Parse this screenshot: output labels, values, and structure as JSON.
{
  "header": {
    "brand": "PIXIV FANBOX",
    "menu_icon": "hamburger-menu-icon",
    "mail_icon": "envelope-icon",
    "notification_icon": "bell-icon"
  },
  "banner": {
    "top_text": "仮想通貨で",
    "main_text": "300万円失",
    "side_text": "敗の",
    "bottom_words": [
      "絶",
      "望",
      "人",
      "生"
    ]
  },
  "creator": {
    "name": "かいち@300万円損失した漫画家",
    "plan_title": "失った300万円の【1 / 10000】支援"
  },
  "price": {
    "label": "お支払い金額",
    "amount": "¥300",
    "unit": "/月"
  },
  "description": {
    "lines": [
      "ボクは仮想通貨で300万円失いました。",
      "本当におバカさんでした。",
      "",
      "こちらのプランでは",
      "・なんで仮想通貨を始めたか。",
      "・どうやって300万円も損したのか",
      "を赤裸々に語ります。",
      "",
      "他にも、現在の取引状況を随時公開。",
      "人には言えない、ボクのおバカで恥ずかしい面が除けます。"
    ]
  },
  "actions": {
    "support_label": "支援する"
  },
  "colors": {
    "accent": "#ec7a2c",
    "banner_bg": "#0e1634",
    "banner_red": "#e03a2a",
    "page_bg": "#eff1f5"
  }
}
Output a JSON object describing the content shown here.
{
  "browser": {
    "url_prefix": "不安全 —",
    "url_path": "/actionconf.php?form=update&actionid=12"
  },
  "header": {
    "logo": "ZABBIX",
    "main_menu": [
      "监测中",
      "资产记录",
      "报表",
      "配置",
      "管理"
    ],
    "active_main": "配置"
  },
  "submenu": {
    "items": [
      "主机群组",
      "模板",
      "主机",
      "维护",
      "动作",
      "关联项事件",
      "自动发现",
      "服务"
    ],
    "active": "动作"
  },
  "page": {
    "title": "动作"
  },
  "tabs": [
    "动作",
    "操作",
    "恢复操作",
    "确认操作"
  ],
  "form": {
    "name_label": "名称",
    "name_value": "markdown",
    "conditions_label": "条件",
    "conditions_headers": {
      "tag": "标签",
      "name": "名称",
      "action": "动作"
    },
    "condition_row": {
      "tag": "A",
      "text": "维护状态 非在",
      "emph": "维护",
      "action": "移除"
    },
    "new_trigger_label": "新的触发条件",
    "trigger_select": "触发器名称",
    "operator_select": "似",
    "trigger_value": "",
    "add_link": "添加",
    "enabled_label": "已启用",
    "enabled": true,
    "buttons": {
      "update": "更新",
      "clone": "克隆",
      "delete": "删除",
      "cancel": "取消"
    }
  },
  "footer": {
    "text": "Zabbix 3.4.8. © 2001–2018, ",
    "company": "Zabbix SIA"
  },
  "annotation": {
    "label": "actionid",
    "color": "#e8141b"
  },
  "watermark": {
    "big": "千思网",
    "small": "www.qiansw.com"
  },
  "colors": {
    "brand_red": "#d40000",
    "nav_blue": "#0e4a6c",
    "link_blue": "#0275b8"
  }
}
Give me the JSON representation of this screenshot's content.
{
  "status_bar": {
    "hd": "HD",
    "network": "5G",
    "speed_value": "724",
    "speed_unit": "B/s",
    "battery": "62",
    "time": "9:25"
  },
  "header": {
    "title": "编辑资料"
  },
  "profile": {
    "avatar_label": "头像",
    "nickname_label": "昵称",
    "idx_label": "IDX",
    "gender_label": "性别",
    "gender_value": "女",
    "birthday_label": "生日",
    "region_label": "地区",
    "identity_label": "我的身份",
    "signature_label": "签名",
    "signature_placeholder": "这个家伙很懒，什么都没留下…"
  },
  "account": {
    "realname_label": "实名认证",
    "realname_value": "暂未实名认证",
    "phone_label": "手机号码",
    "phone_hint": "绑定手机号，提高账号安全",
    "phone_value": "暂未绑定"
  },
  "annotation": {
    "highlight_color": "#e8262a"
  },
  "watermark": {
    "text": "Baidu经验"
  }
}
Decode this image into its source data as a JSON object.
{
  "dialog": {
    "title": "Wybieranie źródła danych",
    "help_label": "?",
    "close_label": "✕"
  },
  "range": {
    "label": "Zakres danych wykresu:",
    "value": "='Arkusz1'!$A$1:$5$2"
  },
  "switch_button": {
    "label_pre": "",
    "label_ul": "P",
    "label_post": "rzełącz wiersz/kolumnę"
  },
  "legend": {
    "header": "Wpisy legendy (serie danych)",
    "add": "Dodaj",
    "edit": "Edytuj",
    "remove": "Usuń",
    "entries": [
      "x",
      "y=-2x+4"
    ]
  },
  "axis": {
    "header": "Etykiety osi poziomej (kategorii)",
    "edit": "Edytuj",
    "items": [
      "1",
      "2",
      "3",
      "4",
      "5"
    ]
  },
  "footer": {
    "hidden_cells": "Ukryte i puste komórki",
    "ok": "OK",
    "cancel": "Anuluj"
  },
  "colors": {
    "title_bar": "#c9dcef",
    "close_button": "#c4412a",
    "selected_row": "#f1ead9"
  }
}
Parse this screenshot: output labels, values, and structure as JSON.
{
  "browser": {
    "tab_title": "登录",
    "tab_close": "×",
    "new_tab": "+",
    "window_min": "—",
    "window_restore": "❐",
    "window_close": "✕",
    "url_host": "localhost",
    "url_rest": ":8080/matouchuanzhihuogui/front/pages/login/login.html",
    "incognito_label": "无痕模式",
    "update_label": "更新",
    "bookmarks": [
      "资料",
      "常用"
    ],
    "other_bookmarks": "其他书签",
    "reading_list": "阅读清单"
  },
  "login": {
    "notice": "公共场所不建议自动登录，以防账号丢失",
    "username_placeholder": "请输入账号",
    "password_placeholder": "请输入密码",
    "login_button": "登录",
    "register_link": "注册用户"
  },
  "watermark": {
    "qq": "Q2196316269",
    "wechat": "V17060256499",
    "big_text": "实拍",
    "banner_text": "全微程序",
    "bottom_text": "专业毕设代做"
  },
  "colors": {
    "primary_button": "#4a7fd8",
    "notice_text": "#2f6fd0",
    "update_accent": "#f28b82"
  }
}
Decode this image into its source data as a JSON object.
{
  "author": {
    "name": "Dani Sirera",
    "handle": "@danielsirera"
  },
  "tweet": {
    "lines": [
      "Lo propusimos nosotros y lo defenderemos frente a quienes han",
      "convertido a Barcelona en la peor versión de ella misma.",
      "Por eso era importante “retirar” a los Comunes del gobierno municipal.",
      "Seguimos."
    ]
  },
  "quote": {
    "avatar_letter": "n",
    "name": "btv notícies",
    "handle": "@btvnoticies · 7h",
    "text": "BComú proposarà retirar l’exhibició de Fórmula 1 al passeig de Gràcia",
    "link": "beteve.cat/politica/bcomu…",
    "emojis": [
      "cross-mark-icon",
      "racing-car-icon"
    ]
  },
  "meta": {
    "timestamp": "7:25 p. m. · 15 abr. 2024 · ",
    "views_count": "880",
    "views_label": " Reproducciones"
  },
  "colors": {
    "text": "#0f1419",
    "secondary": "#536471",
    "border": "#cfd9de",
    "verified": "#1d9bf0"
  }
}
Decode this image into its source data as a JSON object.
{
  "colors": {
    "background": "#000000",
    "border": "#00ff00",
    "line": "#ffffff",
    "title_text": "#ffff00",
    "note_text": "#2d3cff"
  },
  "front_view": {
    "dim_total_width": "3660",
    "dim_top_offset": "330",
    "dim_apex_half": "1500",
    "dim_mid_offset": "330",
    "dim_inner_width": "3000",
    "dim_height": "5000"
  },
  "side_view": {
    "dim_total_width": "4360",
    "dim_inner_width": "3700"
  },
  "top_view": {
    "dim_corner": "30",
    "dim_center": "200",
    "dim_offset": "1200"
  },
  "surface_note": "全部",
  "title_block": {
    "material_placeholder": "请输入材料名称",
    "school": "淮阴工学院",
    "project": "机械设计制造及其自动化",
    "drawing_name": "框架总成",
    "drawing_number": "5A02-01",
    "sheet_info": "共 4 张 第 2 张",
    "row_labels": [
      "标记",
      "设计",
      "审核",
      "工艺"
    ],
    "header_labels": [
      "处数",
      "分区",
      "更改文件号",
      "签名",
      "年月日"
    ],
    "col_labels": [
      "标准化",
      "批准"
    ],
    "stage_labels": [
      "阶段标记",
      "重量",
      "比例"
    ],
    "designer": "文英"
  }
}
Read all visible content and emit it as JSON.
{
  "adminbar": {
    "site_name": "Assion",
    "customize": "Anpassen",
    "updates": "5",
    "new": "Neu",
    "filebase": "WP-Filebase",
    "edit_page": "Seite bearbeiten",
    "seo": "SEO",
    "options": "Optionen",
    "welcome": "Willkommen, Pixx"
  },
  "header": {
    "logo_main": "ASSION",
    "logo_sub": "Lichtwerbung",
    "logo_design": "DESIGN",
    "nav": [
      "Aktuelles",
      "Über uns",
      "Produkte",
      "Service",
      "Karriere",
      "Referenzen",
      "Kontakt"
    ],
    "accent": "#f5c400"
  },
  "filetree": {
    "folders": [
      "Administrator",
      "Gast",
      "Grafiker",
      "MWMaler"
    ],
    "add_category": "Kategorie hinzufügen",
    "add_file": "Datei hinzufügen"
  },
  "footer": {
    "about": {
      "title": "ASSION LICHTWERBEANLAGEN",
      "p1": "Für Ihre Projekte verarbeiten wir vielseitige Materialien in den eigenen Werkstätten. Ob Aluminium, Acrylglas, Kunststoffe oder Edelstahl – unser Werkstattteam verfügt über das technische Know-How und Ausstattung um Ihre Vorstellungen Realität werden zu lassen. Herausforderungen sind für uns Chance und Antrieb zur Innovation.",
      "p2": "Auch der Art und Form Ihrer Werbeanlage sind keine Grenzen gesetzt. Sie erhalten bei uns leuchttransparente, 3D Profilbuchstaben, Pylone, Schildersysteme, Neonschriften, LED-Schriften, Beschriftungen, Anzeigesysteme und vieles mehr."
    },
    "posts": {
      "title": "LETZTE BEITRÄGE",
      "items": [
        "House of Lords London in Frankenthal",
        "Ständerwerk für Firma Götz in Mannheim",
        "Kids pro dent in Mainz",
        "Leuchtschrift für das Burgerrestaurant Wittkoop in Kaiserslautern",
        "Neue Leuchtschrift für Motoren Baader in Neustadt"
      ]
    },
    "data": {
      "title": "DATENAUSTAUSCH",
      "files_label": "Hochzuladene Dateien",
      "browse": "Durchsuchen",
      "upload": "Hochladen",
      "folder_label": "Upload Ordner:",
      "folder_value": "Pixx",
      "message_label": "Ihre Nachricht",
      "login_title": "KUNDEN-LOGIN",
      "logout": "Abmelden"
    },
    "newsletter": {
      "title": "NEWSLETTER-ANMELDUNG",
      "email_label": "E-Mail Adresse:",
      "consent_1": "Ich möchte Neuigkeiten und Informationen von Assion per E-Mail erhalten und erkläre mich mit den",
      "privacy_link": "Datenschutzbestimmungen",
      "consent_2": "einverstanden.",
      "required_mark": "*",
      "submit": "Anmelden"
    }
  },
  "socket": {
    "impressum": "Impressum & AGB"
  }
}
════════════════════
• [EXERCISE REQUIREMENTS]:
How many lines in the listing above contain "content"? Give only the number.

• [ANSWER FOR THE TASK]:
3